Task brief » Count lines with "icon" below; give only the number.

......

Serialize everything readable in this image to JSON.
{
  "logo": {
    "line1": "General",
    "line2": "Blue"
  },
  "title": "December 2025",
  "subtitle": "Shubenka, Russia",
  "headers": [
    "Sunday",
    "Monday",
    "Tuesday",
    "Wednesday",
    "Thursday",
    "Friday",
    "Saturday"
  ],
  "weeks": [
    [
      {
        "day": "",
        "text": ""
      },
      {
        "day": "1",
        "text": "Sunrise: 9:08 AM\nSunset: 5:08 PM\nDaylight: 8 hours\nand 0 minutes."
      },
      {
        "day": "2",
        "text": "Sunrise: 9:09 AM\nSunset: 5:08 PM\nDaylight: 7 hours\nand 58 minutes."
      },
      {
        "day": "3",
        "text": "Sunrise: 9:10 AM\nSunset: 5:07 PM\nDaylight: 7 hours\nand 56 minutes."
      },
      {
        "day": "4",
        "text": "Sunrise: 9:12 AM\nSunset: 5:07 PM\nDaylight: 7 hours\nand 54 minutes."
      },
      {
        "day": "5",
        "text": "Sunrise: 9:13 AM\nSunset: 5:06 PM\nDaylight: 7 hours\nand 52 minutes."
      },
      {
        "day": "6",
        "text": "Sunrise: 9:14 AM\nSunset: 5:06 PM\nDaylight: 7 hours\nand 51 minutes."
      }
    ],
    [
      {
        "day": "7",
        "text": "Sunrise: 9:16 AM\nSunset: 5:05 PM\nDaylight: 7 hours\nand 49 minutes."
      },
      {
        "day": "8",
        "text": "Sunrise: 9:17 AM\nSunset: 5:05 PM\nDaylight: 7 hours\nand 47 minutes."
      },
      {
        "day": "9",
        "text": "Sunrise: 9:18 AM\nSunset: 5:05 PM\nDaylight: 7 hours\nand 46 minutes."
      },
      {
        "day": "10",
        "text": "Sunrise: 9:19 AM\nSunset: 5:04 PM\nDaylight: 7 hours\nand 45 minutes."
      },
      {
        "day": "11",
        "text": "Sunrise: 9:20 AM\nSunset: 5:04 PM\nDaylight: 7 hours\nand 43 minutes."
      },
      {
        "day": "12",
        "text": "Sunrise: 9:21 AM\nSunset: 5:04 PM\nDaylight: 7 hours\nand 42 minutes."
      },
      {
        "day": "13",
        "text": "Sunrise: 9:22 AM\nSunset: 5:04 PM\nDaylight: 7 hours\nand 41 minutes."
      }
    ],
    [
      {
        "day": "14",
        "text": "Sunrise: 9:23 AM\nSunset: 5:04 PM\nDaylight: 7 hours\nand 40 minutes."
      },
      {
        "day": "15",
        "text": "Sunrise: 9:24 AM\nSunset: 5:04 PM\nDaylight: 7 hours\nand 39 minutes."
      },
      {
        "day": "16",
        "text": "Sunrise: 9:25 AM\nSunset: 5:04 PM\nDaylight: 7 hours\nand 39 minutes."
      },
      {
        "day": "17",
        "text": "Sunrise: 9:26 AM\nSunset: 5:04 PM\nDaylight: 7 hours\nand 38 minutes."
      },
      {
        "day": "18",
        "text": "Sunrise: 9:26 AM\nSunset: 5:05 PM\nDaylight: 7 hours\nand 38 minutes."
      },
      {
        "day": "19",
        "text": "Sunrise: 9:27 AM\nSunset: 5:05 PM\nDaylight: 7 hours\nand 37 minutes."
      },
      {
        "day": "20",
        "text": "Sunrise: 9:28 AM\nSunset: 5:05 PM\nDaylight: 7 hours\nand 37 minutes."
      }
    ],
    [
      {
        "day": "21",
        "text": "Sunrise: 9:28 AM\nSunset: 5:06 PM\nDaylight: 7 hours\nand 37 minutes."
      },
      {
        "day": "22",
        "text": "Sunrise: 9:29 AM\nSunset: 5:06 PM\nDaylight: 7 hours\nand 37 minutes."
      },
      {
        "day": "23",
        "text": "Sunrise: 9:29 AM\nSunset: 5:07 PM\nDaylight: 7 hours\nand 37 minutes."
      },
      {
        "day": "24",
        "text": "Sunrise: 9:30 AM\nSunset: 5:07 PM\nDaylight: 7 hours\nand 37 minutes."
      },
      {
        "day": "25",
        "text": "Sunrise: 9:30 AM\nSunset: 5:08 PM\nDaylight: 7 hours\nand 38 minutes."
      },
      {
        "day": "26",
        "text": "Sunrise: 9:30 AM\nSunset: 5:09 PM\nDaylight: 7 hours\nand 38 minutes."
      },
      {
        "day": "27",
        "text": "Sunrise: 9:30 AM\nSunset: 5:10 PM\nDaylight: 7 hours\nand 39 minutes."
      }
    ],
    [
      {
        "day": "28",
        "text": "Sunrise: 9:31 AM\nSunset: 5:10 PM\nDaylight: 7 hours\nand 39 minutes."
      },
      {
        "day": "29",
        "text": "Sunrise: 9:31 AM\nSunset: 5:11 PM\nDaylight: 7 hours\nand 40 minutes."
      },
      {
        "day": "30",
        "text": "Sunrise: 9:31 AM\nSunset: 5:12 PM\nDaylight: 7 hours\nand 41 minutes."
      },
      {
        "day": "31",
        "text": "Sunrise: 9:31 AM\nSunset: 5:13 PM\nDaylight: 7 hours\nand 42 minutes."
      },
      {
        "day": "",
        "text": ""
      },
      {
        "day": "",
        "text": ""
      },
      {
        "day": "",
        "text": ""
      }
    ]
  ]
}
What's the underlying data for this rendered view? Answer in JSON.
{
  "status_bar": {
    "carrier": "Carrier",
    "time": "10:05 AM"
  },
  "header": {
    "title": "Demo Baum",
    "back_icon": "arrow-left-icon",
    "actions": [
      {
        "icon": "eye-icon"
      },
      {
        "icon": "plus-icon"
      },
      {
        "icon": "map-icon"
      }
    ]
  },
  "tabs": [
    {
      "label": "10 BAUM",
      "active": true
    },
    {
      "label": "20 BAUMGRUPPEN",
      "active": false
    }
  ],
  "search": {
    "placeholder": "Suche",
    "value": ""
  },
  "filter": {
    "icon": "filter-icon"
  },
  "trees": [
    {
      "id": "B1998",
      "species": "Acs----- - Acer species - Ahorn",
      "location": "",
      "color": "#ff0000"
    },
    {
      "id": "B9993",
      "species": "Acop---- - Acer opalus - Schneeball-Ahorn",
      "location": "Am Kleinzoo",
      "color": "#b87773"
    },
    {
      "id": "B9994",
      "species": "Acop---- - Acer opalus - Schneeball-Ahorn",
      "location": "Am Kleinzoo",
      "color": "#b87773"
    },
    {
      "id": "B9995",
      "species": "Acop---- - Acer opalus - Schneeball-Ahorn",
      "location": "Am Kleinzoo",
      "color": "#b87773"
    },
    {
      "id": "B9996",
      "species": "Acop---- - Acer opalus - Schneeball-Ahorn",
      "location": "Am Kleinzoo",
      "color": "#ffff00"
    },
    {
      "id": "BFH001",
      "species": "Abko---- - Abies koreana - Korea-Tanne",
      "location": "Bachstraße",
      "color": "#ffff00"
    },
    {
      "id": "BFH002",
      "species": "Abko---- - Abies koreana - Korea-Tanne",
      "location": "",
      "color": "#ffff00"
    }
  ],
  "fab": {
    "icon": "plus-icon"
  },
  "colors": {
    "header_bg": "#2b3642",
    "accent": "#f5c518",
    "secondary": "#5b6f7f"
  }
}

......

Solved exercise » 6